Tea Travels to Australia

Tea came to Australia aboard the First Fleet in1788 under the Command of Captain Arthur Phillip and has played a big part in its culture ever since. Tea was initially a luxury item, consumed primarily by the wealthy and was often served in the finest china with all the trappings of high society.

However, as the years passed, tea became more widely available.  The Australian billy was a metal container, originally used for transporting bully-beef on ships bound for Australia. By the late 19th century, it was synonymous with life in the bush where it was used for boiling water and making tea over a campfire.  Banjo Patterson immortalized the name in the first stanza of the song Waltzing Matilda: “And he sang as he looked at the old billy boiling”.
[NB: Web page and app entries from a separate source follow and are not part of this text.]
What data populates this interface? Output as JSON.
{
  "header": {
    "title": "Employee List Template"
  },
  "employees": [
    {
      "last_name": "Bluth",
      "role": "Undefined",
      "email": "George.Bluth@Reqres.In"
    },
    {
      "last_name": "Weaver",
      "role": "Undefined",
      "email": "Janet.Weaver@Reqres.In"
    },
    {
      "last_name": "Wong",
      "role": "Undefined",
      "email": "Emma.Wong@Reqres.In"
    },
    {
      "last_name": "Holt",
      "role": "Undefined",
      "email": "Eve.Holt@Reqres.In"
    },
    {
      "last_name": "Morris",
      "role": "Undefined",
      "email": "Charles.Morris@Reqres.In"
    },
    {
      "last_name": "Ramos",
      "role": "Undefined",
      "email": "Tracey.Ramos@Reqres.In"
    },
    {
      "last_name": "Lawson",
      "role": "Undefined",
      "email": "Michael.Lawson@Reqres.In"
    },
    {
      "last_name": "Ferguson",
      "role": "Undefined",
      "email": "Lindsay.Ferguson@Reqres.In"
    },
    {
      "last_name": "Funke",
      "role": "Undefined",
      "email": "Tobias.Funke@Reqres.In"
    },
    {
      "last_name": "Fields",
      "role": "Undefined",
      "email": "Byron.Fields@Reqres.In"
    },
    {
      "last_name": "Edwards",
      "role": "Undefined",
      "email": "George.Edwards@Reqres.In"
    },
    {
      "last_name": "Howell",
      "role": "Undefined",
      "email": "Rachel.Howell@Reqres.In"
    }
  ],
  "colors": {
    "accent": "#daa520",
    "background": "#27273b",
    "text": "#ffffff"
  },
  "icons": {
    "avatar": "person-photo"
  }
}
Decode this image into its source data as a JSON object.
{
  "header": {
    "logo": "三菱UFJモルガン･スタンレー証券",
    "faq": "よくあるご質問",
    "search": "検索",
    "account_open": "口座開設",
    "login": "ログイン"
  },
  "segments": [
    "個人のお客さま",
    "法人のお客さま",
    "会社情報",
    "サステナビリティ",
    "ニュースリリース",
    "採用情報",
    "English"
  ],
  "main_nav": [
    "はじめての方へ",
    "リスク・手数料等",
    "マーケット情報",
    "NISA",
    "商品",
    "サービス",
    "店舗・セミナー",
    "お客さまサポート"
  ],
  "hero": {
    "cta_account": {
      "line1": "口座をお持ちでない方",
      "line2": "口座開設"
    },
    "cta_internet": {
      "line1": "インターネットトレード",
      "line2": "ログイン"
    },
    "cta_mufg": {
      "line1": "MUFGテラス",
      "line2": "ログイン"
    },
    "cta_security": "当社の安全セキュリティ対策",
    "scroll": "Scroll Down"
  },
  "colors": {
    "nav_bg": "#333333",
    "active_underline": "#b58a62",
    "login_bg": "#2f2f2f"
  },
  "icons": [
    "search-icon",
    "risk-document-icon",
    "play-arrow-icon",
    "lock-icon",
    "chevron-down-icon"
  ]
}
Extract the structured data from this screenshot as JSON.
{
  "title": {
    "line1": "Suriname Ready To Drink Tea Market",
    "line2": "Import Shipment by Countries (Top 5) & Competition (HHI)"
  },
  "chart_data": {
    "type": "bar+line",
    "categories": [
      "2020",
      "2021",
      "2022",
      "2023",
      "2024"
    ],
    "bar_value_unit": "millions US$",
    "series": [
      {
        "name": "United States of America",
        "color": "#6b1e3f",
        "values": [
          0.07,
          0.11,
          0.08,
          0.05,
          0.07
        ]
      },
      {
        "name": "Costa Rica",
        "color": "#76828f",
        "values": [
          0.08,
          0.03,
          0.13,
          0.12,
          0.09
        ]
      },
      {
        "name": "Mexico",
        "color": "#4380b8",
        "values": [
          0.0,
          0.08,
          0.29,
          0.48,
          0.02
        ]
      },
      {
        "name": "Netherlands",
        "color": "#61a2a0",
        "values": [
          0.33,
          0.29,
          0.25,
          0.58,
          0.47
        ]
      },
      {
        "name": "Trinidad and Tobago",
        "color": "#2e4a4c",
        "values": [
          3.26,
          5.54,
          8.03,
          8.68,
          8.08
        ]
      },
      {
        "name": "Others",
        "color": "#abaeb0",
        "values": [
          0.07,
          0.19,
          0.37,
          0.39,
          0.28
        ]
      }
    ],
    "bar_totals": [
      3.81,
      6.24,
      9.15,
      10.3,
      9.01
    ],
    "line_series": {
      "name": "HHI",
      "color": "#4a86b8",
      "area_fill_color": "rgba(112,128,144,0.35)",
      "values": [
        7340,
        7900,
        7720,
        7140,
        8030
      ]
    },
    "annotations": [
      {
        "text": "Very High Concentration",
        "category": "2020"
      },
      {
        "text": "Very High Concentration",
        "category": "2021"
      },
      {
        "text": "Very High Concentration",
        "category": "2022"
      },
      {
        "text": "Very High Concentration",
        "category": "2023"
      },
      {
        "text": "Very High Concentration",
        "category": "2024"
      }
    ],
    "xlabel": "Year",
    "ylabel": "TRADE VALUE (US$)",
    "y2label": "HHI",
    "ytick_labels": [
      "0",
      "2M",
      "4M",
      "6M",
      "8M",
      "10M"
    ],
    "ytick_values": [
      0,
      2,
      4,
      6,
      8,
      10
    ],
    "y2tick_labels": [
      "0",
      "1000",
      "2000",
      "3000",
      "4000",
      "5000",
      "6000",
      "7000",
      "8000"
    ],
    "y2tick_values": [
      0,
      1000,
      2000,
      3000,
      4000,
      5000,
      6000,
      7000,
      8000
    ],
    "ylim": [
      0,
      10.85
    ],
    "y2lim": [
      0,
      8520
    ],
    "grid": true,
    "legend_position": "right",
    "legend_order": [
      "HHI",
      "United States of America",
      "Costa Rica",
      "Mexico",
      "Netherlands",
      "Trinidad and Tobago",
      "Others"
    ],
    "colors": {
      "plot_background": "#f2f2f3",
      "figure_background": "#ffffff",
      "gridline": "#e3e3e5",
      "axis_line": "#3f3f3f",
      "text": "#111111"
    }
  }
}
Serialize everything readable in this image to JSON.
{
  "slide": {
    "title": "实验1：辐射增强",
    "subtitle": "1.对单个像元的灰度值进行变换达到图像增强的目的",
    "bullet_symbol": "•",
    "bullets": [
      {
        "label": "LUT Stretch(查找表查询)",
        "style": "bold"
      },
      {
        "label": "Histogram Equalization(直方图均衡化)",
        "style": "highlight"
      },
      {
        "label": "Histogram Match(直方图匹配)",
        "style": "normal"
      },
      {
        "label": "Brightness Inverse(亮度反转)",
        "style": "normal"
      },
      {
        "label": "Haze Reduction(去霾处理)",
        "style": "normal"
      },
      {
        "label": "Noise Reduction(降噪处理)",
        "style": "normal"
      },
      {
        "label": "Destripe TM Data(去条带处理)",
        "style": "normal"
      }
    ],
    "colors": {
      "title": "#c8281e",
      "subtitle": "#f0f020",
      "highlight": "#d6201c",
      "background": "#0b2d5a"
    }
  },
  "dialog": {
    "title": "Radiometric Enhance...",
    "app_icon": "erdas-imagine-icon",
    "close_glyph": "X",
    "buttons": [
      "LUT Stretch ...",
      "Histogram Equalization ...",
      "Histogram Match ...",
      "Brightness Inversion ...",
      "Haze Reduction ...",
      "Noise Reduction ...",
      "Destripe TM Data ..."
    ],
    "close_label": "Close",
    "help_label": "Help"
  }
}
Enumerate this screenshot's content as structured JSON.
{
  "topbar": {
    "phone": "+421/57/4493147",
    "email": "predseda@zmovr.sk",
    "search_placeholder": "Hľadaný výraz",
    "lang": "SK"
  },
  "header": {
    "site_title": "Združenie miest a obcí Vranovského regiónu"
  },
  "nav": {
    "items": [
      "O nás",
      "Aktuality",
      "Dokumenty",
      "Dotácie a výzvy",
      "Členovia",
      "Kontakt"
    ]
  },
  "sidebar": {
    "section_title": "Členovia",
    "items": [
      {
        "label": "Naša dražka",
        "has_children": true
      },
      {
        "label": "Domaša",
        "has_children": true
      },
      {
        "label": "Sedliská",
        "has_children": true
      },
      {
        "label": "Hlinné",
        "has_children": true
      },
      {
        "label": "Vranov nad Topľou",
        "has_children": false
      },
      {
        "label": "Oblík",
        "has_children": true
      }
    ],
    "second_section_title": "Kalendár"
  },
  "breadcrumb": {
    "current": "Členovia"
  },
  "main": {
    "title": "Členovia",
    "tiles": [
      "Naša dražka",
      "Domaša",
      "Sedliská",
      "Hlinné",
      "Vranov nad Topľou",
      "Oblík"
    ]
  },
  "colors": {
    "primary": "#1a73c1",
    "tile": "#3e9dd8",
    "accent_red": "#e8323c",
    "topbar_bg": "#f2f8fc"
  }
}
Billy can over a fire to make tea

Billy tea brewing on a campfire

The Rise of Tea Blending and Packaging

In the early 1900s, the introduction of tea blending and packaging allowed for a wider range of tea types and flavors to be made available. This made tea more affordable and accessible to all Australians. As a result, tea consumption began to grow, and it became an integral part of the daily routine for many.

The Birth of Tea Rooms

The opening of the first tearoom in Melbourne in 1891 marked the beginning of the tea culture that has become so prevalent in Australia today. Tea rooms were places for social gatherings and became popular gathering spots for women in particular.

Tea by Birdy Recommendation: For a taste of the tearooms of yesteryear, try the French Earl Grey, a classic Earl Grey tea with a floral twist.

Tea During World War II

The second World War had a profound impact on the tea industry in Australia. With the shortage of goods and supplies, tea was rationed, and the quality of tea available declined. However, this also paved the way for the growth of the tea industry in Australia as tea growers and producers began to look for new markets for their products.

Tea in the Post-War Period

In the post-war period, tea consumption in Australia continued to grow, and tea became an integral part of the daily routine for many Australians. The introduction of instant tea in the 1960s further increased the popularity of tea and made it even more accessible.

Tea by Birdy Recommendation: For a taste of modern-day convenience, try the Everyday Green Tea in teabags.  A floral and fruit green tea in the convenience of a biodegradable tea bag.  

The Growth of Specialty Tea in Australia

In recent years, the tea industry in Australia has continued to grow, and the country is now home to a thriving specialty tea market. This growth can be attributed to the increasing awareness of the health benefits of tea and the trend towards healthier lifestyles. The rise of specialty tea shops, tea houses and tea festivals have also contributed to the growing popularity of tea in Australia.

Tea by Birdy Recommendation: For a taste of the latest trends, try the Spa Blend Tea, a blend of herbs designed to promote health and well-being.

Chamomile tea in a glass teacup

The Evolution of Tea in Australia

Tea has played a significant role in Australian culture throughout history. As we have seen, the evolution of tea in Australia has been shaped by historical events, changes in technology, and shifting consumer trends.

From its early days as a luxury item consumed by the wealthy to its current status as a staple beverage enjoyed by Australians of all walks of life, tea has played a significant role in Australian culture. As we have seen, the evolution of tea in Australia has been shaped by historical events, changes in technology, and shifting consumer trends. Today, tea continues to be an important part of Australian life and culture, and the future of the tea industry in Australia looks bright.

Tea by Birdy stocks a number of Australian grown teas such as Daintree Delight and Outback Breakfast.

Cup of tea in a teacup. looking down